- You no longer blame others for your sins.
- You reach out to Christ, who is fully capable of understanding your emotional pain having suffered abuse and rejection Himself.
- You look beyond your losses at God’s deeper purposes.
- You accept the hope that God’s plans for you are always good and loving.
- You refuse to allow anything from your past to be an excuse for lack of growth or character development.
Forgive your own failures and the failures of those who have hurt you. “If you forgive those who sin against you, your heavenly Father will forgive you.” – Matthew 6:14
- You hand back your rights to God (the rights you usurped from Him) and invite Him to be in charge.
- Asking for forgiveness and making restitution for the damage you’ve done.
- You no longer energize yourself with rage or hatred.
- You step out of the past and into the present.
- You accept the pardon of the Cross for others as well as for yourself.
- You obey Jesus’ instructions to forgive so that you can be forgiven.
- You begin a process of forgiveness which may continue for a lifetime, living in the light of God’s forgiveness.
- To sift through your life and discard the resentments and hurts of the past.
Transform your pain into a purposeful mission out of your desire to share with others and love them. “All praise to the God and Father of our Lord Jesus Christ. He is the source of every mercy and the God who comforts us. He comforts us in all our troubles so that we can comfort others. When others are troubled, we will be able to give them the same comfort God has given us.” – II Corinthians 1:3-4
- To step out of your pain and into the needs of others.
- To participate in God’s process of working all things together for good.
- To seek ways of applying past pain to positive purposes.
- You stop saying “Why me, Lord?” and start saying, “What do you want me to do?” Being a giver instead of a taker.
- Learning to listen rather than always needing to be heard.
- You allow your humbling experiences to give you a servant’s heart, investing your spiritual gifts in the lives of others.
- The discovery of your God given spiritual gifts and the utilization of those gifts in reaching and serving others.
Protect the spiritual gains you have made and persevere through life’s inevitable struggles. “So make every effort to apply the benefits of these promises to your life. Then your faith will produce a life of moral excellence. A life of moral excellence leads to knowing God better.” – 2 Peter 1:5
- You establish boundaries that prevent your return to sick and sinful behaviors.
- You continue to forgive and to be forgiven.
- You avoid secrecy by remaining accountable to others, while being a trustworthy confidant for their secrets.
- You choose to be part of a godly community reading God’s Word, meditating upon it, praying daily, and practicing spiritual disciplines.

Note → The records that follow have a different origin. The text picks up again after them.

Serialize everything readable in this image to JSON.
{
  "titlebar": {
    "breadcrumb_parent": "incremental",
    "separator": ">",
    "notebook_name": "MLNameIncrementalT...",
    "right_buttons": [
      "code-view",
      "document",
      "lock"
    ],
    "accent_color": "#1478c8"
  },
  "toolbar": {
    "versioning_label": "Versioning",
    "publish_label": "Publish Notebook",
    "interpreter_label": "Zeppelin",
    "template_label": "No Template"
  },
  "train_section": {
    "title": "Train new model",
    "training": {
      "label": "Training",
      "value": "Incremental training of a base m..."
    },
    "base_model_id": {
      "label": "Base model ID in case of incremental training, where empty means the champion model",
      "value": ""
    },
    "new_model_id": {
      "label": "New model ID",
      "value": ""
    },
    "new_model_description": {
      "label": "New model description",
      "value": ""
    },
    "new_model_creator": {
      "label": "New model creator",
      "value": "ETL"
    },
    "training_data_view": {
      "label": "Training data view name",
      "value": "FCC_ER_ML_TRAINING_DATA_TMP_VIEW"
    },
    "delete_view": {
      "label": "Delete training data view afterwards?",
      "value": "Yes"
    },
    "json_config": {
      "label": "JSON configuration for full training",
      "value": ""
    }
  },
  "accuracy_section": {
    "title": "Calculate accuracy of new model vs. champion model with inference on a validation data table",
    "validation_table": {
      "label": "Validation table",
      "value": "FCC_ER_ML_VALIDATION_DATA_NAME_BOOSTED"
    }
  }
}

- Developing, with God’s help, a deep and godly character.
- Being patient with yourself when you slip.
- Moving forward while remembering where you’ve been.

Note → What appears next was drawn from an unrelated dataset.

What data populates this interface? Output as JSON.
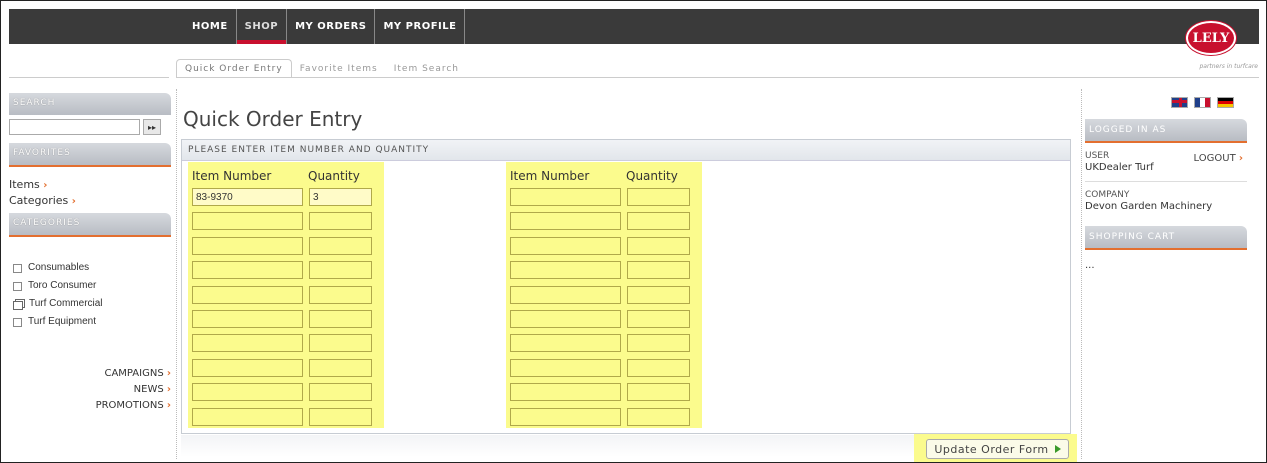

- Continuing the process of surrender – day by day, year by year.